Australia’s population growth rate of nearly half a million ‘too high’
Sustainable Population Australia (SPA) considers Australia’s population growth rate in 2022 too high and called on the federal government to put a brake on immigration.
The Australian Bureau of Statistics (ABS) released the latest population figures today showing Australia’s population grew by nearly half a million (496,800 or 1.9%) in the year ending 31 December 2022. The two components of growth were net overseas migration (immigration minus emigration = NOM) at 387,000 and natural increase at 109,800.
SPA national president Ms Jenny Goldie says nearly half a million added to a population of 25.8 million from the year before was simply unsustainable.
“As all recent and reliable surveys confirm, the Australian people are strongly opposed to what’s going on,” says Ms Goldie. “Prime Minister Albanese knows this.
“At 387,000, NOM is simply too high and must be cut, though Treasury is clearly planning to maintain these extremely high levels. Its rationale is to increase economic growth yet it takes no account of environmental and social factors.
“And although immigration increases economic growth at the national level, at the per capita level, growth does not necessarily occur.
“Our environment continues to decline with important habitats threatened by urban expansion, not least the last remaining Chlamydia-free koala habitat in Sydney.
“And housing is simply not keeping up with the increased demand. Nor can other infrastructure keep up with such unrelenting immigration-fed population pressures.
“Western Australia experienced the highest growth of 2.3% in the country and, as a consequence, Perth is predicted to record the biggest shortfall of 25,200 dwellings by 2027.”
Ms Goldie notes that, historically, new migrants have understandably gravitated to the major cities because that is where they are more likely to find people of their own nationality.
“Our cities, however, are under immense strain with inadequate public transport and massive road congestion, particularly in Sydney and Melbourne, each with populations of over five million,” she says.
“Strategies to get people to move to the country have had limited success. The only solution is to slow population growth significantly by cutting immigration, given natural increase is declining naturally at last.

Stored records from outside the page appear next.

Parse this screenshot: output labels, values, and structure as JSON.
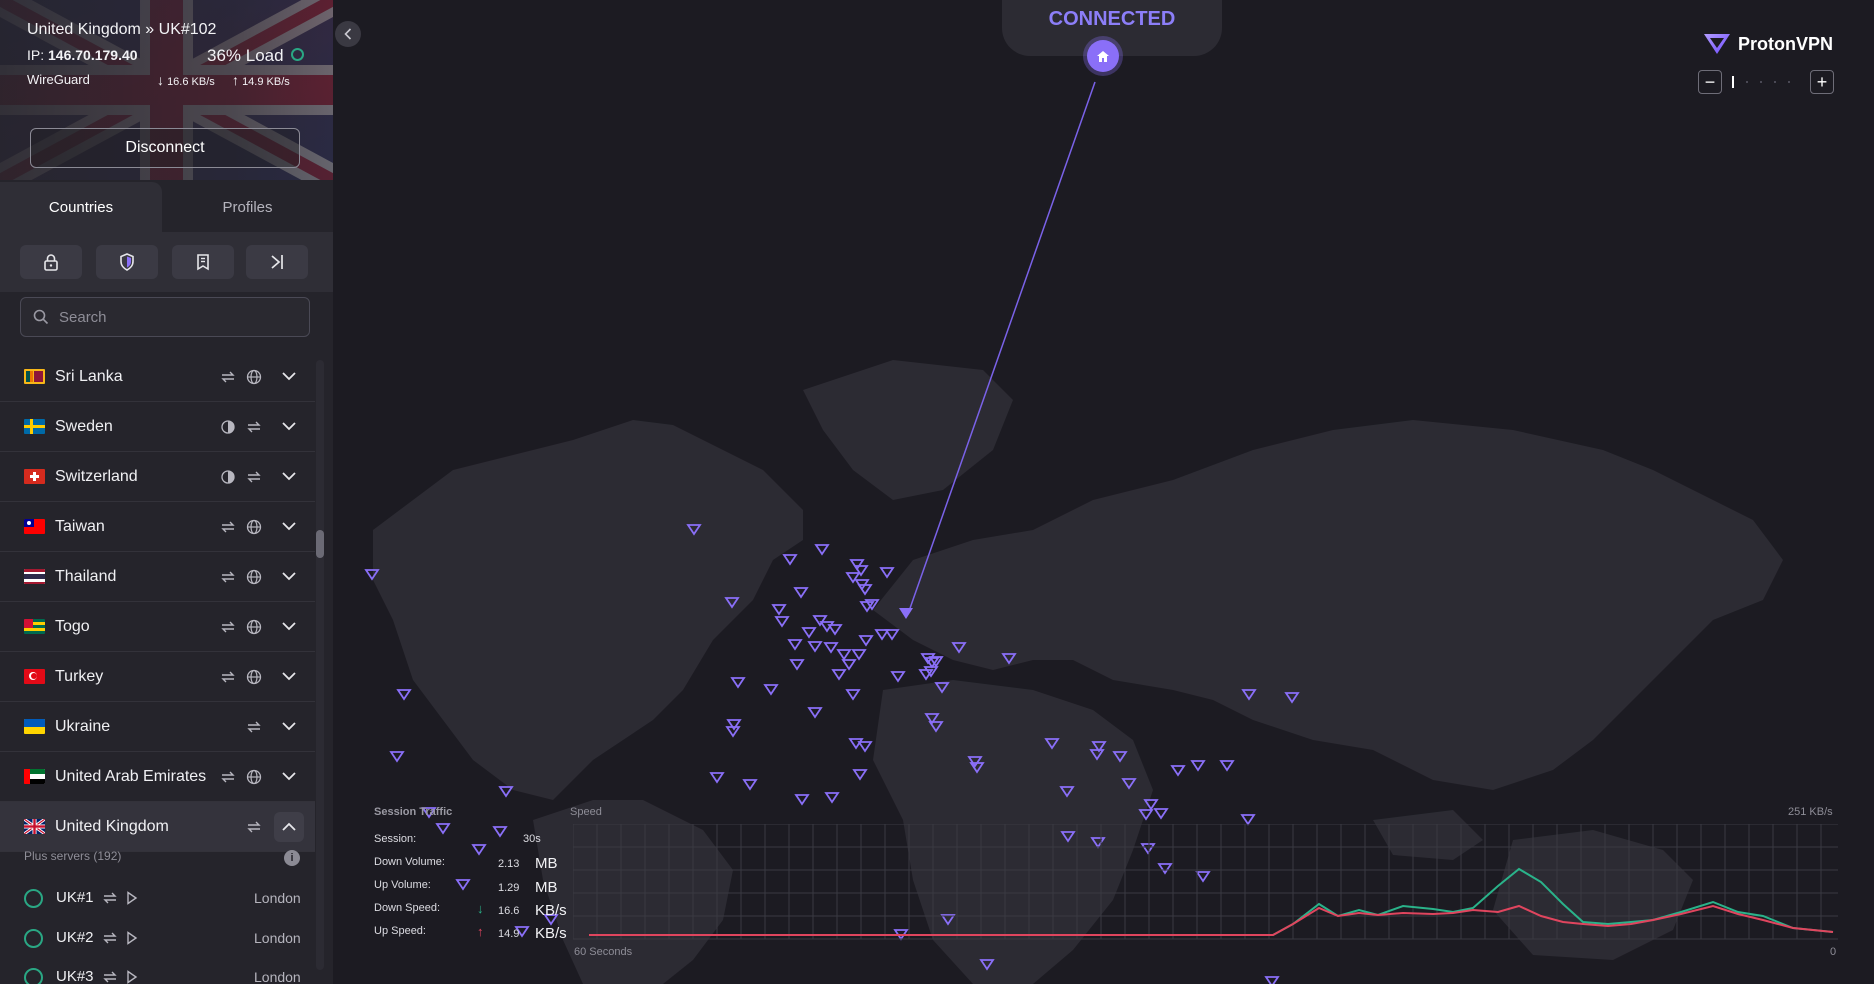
{
  "header": {
    "server_title": "United Kingdom » UK#102",
    "ip_label": "IP:",
    "ip_value": "146.70.179.40",
    "load": "36% Load",
    "protocol": "WireGuard",
    "down_rate": "16.6 KB/s",
    "up_rate": "14.9 KB/s",
    "disconnect_label": "Disconnect"
  },
  "tabs": {
    "countries": "Countries",
    "profiles": "Profiles"
  },
  "filters": {
    "icons": [
      "lock-icon",
      "shield-icon",
      "bill-icon",
      "skip-icon"
    ]
  },
  "search": {
    "placeholder": "Search"
  },
  "countries": [
    {
      "name": "Sri Lanka",
      "features": [
        "p2p-icon",
        "tor-globe-icon"
      ]
    },
    {
      "name": "Sweden",
      "features": [
        "secure-core-icon",
        "p2p-icon"
      ]
    },
    {
      "name": "Switzerland",
      "features": [
        "secure-core-icon",
        "p2p-icon"
      ]
    },
    {
      "name": "Taiwan",
      "features": [
        "p2p-icon",
        "tor-globe-icon"
      ]
    },
    {
      "name": "Thailand",
      "features": [
        "p2p-icon",
        "tor-globe-icon"
      ]
    },
    {
      "name": "Togo",
      "features": [
        "p2p-icon",
        "tor-globe-icon"
      ]
    },
    {
      "name": "Turkey",
      "features": [
        "p2p-icon",
        "tor-globe-icon"
      ]
    },
    {
      "name": "Ukraine",
      "features": [
        "p2p-icon"
      ]
    },
    {
      "name": "United Arab Emirates",
      "features": [
        "p2p-icon",
        "tor-globe-icon"
      ]
    },
    {
      "name": "United Kingdom",
      "features": [
        "p2p-icon"
      ]
    }
  ],
  "plus_servers": "Plus servers (192)",
  "servers": [
    {
      "name": "UK#1",
      "city": "London"
    },
    {
      "name": "UK#2",
      "city": "London"
    },
    {
      "name": "UK#3",
      "city": "London"
    }
  ],
  "map": {
    "status": "CONNECTED",
    "brand": "ProtonVPN"
  },
  "traffic": {
    "title": "Session Traffic",
    "speed_label": "Speed",
    "max_label": "251 KB/s",
    "session_label": "Session:",
    "session_value": "30s",
    "down_volume_label": "Down Volume:",
    "down_volume_value": "2.13",
    "down_volume_unit": "MB",
    "up_volume_label": "Up Volume:",
    "up_volume_value": "1.29",
    "up_volume_unit": "MB",
    "down_speed_label": "Down Speed:",
    "down_speed_value": "16.6",
    "down_speed_unit": "KB/s",
    "up_speed_label": "Up Speed:",
    "up_speed_value": "14.9",
    "up_speed_unit": "KB/s",
    "x_start": "60 Seconds",
    "x_end": "0"
  },
  "colors": {
    "accent": "#8a6ff8",
    "down_line": "#2ab38a",
    "up_line": "#e0455e",
    "connected": "#8c7ef8"
  }
}
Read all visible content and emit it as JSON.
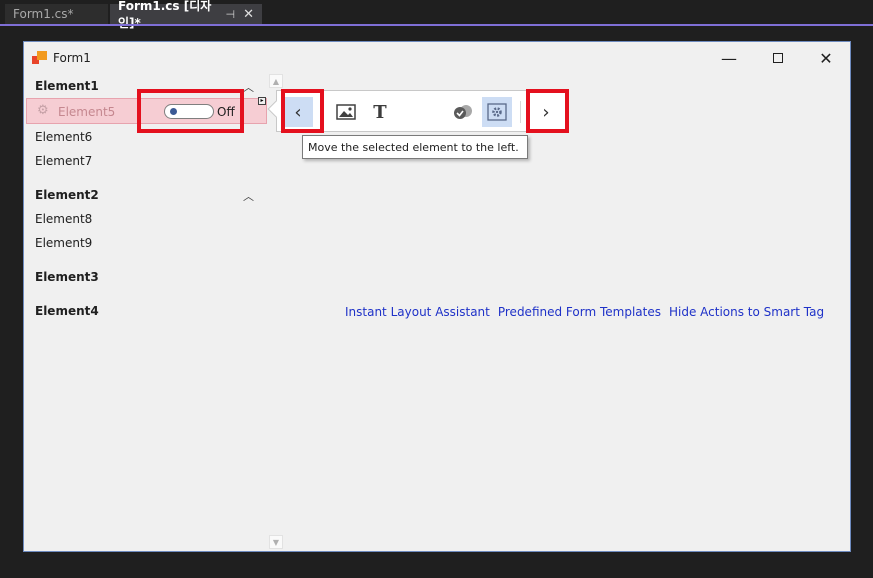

“I ask MPs to do the simple sums and answer this: Given the rate of population increase and the much lower rate of building housing, hospital and other infrastructure requirements, when if ever will all Australians have access to these essentials?”